Your objective — Check each line of the entries below for the string "Tests"; copy every line where it appears.

Records shown —
◆ ◆ ◆ ◆

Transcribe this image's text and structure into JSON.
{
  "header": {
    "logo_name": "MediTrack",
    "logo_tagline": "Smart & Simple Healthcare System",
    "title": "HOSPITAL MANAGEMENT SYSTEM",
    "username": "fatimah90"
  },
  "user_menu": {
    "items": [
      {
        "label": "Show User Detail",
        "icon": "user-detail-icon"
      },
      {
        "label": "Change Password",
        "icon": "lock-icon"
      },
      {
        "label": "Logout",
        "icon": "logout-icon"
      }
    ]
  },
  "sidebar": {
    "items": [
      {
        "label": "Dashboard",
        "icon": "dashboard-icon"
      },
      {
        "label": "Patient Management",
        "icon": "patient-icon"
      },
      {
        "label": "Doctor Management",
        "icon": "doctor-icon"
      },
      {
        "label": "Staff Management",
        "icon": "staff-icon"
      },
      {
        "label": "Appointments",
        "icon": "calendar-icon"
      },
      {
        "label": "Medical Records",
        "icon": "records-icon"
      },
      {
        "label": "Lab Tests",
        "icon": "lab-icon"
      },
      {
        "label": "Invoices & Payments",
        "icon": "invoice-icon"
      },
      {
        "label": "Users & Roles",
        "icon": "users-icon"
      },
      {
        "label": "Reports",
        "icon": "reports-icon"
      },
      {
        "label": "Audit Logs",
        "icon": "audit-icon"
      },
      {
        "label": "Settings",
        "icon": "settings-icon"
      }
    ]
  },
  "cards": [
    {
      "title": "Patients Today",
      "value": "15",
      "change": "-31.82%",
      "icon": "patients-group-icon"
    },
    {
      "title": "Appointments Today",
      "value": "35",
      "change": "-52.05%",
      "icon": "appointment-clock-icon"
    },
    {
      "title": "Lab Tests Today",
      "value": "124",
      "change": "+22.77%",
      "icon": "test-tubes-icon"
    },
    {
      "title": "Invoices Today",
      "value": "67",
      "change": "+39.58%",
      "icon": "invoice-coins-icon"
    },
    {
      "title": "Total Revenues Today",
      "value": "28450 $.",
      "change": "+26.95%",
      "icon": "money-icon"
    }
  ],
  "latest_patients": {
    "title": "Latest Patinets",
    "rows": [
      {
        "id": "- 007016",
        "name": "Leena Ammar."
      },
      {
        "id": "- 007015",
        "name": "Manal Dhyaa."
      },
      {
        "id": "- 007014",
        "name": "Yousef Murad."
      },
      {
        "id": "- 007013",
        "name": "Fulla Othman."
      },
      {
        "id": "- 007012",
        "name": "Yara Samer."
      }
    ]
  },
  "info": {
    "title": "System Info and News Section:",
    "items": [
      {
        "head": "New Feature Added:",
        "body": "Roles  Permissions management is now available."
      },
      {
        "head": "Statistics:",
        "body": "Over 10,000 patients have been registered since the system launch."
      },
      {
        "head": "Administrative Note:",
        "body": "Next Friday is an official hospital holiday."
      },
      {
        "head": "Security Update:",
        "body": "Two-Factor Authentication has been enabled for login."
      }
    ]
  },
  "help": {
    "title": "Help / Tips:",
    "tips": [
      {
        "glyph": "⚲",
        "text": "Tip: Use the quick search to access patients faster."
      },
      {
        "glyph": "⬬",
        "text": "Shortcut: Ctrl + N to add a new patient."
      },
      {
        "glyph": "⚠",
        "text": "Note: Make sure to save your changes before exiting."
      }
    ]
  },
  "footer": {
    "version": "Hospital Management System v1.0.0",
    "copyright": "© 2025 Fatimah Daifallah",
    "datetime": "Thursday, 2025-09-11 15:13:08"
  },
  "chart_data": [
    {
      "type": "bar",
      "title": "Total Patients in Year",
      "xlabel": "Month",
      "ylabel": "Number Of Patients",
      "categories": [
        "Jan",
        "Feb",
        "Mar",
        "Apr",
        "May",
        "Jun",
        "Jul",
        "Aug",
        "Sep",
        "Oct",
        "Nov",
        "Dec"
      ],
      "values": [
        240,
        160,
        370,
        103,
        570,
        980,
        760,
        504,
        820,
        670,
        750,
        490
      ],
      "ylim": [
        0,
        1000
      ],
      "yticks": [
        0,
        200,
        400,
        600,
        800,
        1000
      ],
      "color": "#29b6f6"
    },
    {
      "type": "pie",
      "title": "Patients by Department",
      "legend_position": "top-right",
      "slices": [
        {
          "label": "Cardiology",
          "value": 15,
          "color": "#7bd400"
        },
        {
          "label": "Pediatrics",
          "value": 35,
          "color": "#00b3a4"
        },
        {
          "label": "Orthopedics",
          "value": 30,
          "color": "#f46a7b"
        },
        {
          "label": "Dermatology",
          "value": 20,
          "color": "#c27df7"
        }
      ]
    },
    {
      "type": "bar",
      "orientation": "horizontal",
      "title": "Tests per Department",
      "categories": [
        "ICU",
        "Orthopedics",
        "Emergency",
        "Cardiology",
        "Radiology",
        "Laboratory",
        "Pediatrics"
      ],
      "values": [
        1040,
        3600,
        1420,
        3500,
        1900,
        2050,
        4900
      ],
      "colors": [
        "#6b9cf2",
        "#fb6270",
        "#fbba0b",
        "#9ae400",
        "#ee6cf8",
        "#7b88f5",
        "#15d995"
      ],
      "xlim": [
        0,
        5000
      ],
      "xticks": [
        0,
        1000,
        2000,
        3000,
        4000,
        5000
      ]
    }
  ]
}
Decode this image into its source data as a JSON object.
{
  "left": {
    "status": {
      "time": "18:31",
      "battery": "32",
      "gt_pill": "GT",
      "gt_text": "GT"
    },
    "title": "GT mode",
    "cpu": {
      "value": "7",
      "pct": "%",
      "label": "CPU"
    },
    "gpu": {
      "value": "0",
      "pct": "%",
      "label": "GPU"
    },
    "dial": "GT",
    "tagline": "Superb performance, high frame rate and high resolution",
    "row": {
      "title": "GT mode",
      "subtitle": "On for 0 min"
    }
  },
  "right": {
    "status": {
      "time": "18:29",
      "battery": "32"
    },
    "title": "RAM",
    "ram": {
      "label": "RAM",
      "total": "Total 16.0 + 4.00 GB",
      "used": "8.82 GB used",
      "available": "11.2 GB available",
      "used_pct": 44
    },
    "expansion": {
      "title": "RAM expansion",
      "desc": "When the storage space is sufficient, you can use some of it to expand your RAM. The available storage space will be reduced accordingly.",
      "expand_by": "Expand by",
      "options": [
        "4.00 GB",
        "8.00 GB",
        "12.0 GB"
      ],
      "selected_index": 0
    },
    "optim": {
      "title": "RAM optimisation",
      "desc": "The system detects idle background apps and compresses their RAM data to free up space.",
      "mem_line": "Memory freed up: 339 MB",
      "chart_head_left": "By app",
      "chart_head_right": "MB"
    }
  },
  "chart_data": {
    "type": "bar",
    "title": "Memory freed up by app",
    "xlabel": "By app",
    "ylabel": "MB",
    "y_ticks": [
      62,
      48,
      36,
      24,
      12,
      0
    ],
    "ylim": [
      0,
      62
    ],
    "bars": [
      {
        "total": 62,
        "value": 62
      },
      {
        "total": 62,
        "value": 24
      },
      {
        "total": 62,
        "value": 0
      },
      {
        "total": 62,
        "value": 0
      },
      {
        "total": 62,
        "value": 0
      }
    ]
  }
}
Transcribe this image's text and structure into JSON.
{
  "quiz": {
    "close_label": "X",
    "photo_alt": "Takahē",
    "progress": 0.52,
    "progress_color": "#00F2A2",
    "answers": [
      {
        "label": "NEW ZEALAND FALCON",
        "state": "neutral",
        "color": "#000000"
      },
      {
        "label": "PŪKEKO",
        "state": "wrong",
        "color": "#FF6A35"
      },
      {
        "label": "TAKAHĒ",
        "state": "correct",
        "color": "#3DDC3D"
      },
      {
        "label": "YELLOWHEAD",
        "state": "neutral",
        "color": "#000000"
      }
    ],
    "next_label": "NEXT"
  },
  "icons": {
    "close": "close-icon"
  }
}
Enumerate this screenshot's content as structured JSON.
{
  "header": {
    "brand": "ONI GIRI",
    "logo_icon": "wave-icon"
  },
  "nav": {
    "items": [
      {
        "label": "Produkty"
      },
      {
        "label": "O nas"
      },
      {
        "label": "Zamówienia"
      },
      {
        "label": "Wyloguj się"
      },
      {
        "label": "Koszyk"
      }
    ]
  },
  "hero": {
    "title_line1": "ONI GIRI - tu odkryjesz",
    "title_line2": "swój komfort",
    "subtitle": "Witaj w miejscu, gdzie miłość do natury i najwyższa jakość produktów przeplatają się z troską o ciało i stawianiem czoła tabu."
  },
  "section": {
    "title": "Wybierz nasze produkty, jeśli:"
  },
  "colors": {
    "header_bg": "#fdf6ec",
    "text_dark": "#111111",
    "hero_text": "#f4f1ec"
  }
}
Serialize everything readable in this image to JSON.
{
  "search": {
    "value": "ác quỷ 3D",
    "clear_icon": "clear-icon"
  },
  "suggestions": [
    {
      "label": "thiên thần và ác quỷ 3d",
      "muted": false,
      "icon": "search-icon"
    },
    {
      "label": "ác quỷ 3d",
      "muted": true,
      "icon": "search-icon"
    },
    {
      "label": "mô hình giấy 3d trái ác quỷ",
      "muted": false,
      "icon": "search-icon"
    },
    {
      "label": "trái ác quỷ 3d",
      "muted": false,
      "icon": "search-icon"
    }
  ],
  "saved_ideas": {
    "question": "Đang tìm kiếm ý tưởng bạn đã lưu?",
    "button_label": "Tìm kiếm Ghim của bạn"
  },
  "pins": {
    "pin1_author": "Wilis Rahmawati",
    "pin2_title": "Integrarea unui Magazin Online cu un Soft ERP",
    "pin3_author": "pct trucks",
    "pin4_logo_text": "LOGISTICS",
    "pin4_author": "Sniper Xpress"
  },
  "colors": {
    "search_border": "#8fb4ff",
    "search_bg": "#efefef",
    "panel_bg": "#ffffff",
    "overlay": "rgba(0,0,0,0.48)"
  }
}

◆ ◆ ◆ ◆

Task output —
        "label": "Lab Tests",
      "title": "Lab Tests Today",
      "title": "Tests per Department",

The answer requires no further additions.